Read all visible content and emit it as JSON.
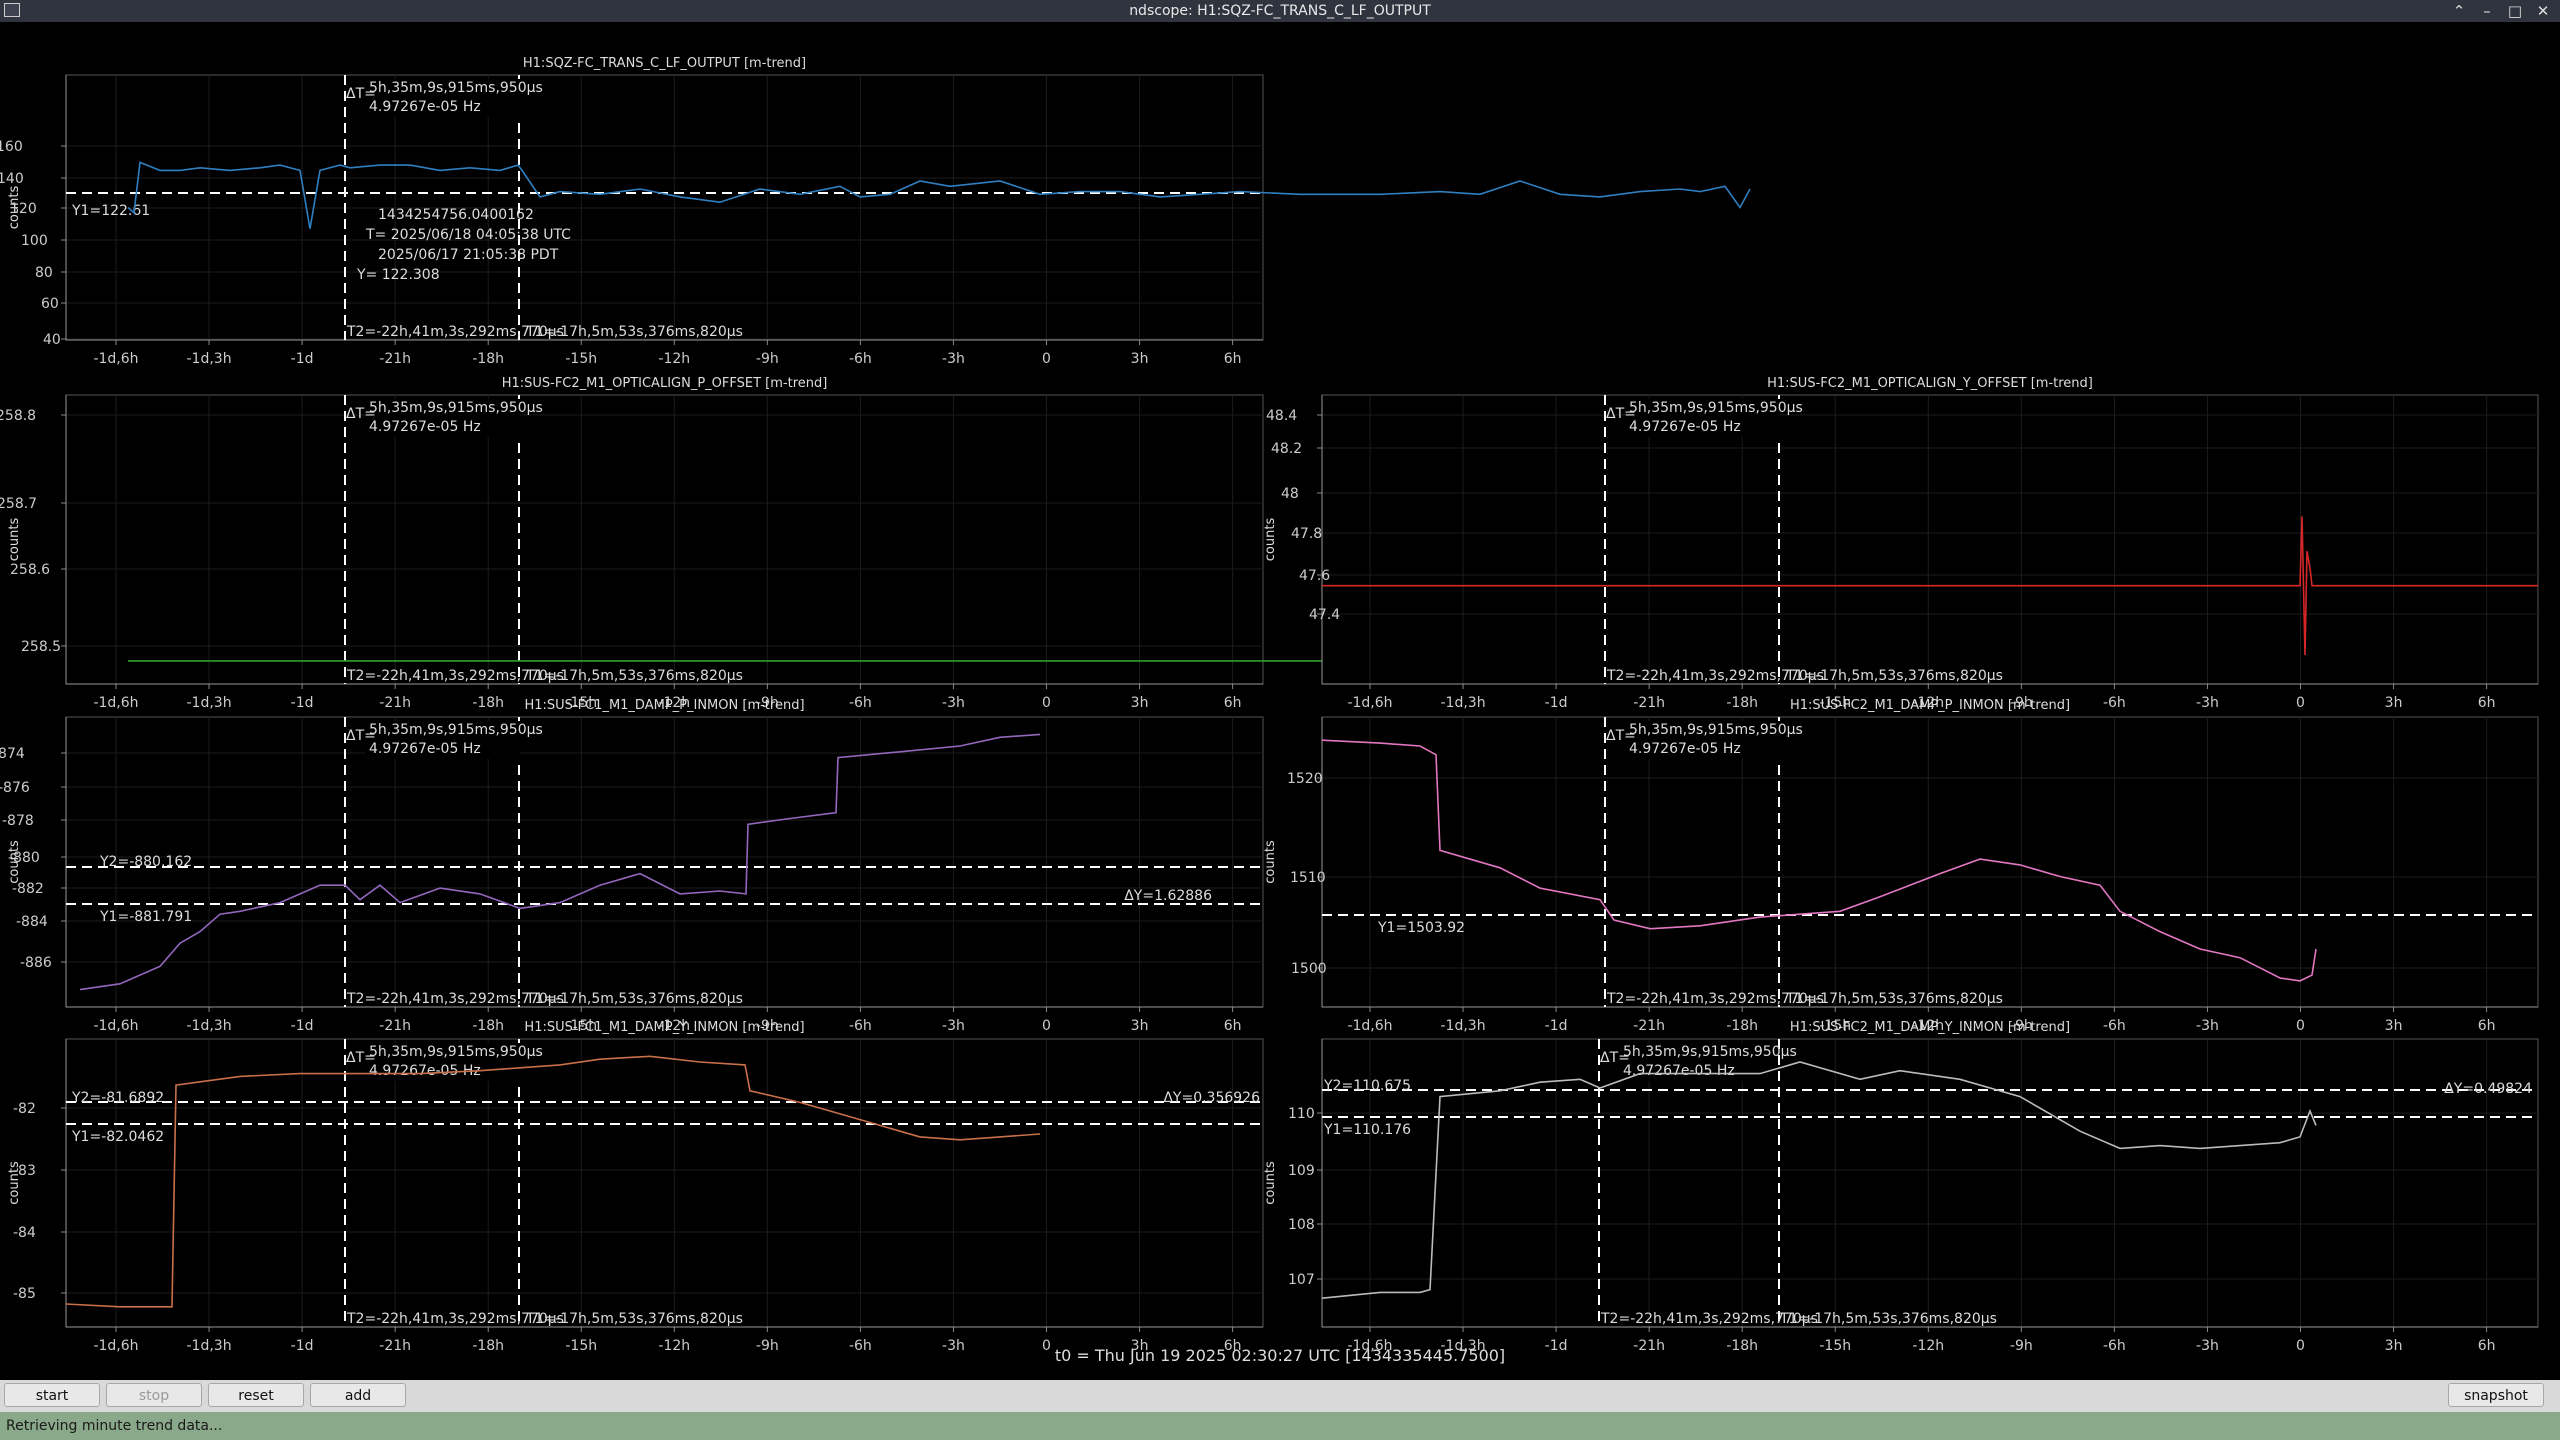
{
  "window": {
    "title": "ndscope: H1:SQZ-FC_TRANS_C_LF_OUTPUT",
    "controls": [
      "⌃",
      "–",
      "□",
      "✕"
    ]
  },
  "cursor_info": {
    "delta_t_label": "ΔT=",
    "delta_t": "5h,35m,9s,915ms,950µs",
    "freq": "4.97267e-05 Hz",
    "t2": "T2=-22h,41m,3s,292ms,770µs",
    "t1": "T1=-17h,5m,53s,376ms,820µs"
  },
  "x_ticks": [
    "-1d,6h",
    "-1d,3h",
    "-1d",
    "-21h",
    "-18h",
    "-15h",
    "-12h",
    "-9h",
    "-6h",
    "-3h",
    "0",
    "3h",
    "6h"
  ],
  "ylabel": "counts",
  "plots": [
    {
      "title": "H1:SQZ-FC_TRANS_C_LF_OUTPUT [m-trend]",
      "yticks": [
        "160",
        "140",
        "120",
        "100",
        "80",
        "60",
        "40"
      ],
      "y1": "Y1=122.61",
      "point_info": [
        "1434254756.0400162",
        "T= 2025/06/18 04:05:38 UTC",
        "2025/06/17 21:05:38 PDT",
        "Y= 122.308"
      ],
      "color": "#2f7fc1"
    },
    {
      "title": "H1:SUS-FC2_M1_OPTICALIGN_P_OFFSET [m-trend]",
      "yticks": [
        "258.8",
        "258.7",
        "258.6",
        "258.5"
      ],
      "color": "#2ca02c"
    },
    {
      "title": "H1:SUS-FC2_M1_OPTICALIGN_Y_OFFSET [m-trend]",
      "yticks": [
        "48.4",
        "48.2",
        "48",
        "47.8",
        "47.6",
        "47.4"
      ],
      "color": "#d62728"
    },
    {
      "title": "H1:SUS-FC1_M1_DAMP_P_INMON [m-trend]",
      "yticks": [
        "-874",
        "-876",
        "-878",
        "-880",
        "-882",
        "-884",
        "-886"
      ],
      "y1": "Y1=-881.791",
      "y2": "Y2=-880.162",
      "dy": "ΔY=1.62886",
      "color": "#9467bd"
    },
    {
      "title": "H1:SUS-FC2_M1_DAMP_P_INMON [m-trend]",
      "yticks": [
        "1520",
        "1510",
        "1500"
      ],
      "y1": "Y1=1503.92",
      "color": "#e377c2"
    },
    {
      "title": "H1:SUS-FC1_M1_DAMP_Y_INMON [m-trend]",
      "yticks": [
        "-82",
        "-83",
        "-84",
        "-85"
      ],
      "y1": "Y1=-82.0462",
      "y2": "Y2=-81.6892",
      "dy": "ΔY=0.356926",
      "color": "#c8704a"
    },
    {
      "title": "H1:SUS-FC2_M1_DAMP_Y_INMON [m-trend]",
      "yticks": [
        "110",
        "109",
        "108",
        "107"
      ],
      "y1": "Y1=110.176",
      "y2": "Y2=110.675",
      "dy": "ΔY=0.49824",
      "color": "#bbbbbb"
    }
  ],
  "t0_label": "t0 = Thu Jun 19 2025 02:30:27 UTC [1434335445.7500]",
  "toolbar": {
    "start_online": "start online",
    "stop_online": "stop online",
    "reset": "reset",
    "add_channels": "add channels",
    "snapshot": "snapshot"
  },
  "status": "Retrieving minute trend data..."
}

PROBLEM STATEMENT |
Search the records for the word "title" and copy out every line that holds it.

ANSWER TO THE PROBLEM |
    "title": "ndscope: H1:SQZ-FC_TRANS_C_LF_OUTPUT",
      "title": "H1:SQZ-FC_TRANS_C_LF_OUTPUT [m-trend]",
      "title": "H1:SUS-FC2_M1_OPTICALIGN_P_OFFSET [m-trend]",
      "title": "H1:SUS-FC2_M1_OPTICALIGN_Y_OFFSET [m-trend]",
      "title": "H1:SUS-FC1_M1_DAMP_P_INMON [m-trend]",
      "title": "H1:SUS-FC2_M1_DAMP_P_INMON [m-trend]",
      "title": "H1:SUS-FC1_M1_DAMP_Y_INMON [m-trend]",
      "title": "H1:SUS-FC2_M1_DAMP_Y_INMON [m-trend]",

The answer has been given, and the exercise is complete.